**Required work**
Reproduce every record exactly as written.

Excerpts from an interface dataset
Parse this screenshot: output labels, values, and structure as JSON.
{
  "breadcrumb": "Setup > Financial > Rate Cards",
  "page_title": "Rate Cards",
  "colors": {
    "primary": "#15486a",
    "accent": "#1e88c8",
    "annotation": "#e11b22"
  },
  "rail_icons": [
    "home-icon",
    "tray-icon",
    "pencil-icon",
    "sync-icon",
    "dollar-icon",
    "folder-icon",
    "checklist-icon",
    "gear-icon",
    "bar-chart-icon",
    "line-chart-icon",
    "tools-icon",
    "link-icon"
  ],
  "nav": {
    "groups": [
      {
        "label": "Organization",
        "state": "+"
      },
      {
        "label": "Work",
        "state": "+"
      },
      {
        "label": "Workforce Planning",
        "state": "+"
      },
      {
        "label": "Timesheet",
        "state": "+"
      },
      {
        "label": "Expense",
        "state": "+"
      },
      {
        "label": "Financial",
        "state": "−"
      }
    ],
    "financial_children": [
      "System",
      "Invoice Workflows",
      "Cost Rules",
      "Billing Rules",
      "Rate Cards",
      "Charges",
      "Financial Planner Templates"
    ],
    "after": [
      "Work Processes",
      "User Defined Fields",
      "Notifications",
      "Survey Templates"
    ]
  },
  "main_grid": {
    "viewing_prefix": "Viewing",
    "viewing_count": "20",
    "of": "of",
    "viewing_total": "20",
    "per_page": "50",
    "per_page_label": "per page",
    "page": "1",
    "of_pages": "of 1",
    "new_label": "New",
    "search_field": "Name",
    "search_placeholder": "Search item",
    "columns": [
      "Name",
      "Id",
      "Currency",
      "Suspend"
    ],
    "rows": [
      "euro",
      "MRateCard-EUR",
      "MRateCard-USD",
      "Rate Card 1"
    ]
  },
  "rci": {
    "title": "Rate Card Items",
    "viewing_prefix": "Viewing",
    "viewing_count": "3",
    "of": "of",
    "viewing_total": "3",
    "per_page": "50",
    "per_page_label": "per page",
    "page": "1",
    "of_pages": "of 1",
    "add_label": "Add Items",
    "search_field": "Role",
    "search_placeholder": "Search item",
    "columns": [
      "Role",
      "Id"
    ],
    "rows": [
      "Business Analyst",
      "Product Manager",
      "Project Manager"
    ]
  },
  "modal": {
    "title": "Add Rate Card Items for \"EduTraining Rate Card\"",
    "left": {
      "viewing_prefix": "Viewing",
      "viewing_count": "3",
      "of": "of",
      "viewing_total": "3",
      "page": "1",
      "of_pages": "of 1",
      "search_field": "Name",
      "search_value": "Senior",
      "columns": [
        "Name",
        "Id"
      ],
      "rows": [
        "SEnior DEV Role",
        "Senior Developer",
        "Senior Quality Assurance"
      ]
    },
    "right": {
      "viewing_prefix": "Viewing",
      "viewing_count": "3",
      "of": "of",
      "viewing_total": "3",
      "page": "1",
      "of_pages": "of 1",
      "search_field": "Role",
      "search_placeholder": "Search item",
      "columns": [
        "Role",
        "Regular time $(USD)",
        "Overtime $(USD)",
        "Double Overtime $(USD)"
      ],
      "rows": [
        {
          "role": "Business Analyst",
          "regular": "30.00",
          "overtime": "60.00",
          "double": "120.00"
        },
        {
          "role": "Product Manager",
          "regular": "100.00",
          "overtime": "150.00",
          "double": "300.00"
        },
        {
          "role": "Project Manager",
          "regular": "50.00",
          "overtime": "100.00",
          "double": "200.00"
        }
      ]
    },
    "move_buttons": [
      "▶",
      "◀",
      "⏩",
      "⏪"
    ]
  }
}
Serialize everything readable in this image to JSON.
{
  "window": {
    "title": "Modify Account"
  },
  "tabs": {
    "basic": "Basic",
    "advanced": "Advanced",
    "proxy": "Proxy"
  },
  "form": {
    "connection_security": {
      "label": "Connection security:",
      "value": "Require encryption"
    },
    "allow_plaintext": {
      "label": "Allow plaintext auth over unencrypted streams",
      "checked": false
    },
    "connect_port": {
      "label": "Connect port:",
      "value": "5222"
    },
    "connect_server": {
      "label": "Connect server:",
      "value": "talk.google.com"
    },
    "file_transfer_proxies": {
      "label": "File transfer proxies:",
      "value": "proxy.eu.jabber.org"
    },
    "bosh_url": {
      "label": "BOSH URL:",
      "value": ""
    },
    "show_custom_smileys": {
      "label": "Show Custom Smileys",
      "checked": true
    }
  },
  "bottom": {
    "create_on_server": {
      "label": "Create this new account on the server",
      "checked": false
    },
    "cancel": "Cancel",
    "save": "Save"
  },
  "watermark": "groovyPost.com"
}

**Finished task**
Parse this screenshot: output labels, values, and structure as JSON.
{
  "breadcrumb": "Setup > Financial > Rate Cards",
  "page_title": "Rate Cards",
  "colors": {
    "primary": "#15486a",
    "accent": "#1e88c8",
    "annotation": "#e11b22"
  },
  "rail_icons": [
    "home-icon",
    "tray-icon",
    "pencil-icon",
    "sync-icon",
    "dollar-icon",
    "folder-icon",
    "checklist-icon",
    "gear-icon",
    "bar-chart-icon",
    "line-chart-icon",
    "tools-icon",
    "link-icon"
  ],
  "nav": {
    "groups": [
      {
        "label": "Organization",
        "state": "+"
      },
      {
        "label": "Work",
        "state": "+"
      },
      {
        "label": "Workforce Planning",
        "state": "+"
      },
      {
        "label": "Timesheet",
        "state": "+"
      },
      {
        "label": "Expense",
        "state": "+"
      },
      {
        "label": "Financial",
        "state": "−"
      }
    ],
    "financial_children": [
      "System",
      "Invoice Workflows",
      "Cost Rules",
      "Billing Rules",
      "Rate Cards",
      "Charges",
      "Financial Planner Templates"
    ],
    "after": [
      "Work Processes",
      "User Defined Fields",
      "Notifications",
      "Survey Templates"
    ]
  },
  "main_grid": {
    "viewing_prefix": "Viewing",
    "viewing_count": "20",
    "of": "of",
    "viewing_total": "20",
    "per_page": "50",
    "per_page_label": "per page",
    "page": "1",
    "of_pages": "of 1",
    "new_label": "New",
    "search_field": "Name",
    "search_placeholder": "Search item",
    "columns": [
      "Name",
      "Id",
      "Currency",
      "Suspend"
    ],
    "rows": [
      "euro",
      "MRateCard-EUR",
      "MRateCard-USD",
      "Rate Card 1"
    ]
  },
  "rci": {
    "title": "Rate Card Items",
    "viewing_prefix": "Viewing",
    "viewing_count": "3",
    "of": "of",
    "viewing_total": "3",
    "per_page": "50",
    "per_page_label": "per page",
    "page": "1",
    "of_pages": "of 1",
    "add_label": "Add Items",
    "search_field": "Role",
    "search_placeholder": "Search item",
    "columns": [
      "Role",
      "Id"
    ],
    "rows": [
      "Business Analyst",
      "Product Manager",
      "Project Manager"
    ]
  },
  "modal": {
    "title": "Add Rate Card Items for \"EduTraining Rate Card\"",
    "left": {
      "viewing_prefix": "Viewing",
      "viewing_count": "3",
      "of": "of",
      "viewing_total": "3",
      "page": "1",
      "of_pages": "of 1",
      "search_field": "Name",
      "search_value": "Senior",
      "columns": [
        "Name",
        "Id"
      ],
      "rows": [
        "SEnior DEV Role",
        "Senior Developer",
        "Senior Quality Assurance"
      ]
    },
    "right": {
      "viewing_prefix": "Viewing",
      "viewing_count": "3",
      "of": "of",
      "viewing_total": "3",
      "page": "1",
      "of_pages": "of 1",
      "search_field": "Role",
      "search_placeholder": "Search item",
      "columns": [
        "Role",
        "Regular time $(USD)",
        "Overtime $(USD)",
        "Double Overtime $(USD)"
      ],
      "rows": [
        {
          "role": "Business Analyst",
          "regular": "30.00",
          "overtime": "60.00",
          "double": "120.00"
        },
        {
          "role": "Product Manager",
          "regular": "100.00",
          "overtime": "150.00",
          "double": "300.00"
        },
        {
          "role": "Project Manager",
          "regular": "50.00",
          "overtime": "100.00",
          "double": "200.00"
        }
      ]
    },
    "move_buttons": [
      "▶",
      "◀",
      "⏩",
      "⏪"
    ]
  }
}
Serialize everything readable in this image to JSON.
{
  "window": {
    "title": "Modify Account"
  },
  "tabs": {
    "basic": "Basic",
    "advanced": "Advanced",
    "proxy": "Proxy"
  },
  "form": {
    "connection_security": {
      "label": "Connection security:",
      "value": "Require encryption"
    },
    "allow_plaintext": {
      "label": "Allow plaintext auth over unencrypted streams",
      "checked": false
    },
    "connect_port": {
      "label": "Connect port:",
      "value": "5222"
    },
    "connect_server": {
      "label": "Connect server:",
      "value": "talk.google.com"
    },
    "file_transfer_proxies": {
      "label": "File transfer proxies:",
      "value": "proxy.eu.jabber.org"
    },
    "bosh_url": {
      "label": "BOSH URL:",
      "value": ""
    },
    "show_custom_smileys": {
      "label": "Show Custom Smileys",
      "checked": true
    }
  },
  "bottom": {
    "create_on_server": {
      "label": "Create this new account on the server",
      "checked": false
    },
    "cancel": "Cancel",
    "save": "Save"
  },
  "watermark": "groovyPost.com"
}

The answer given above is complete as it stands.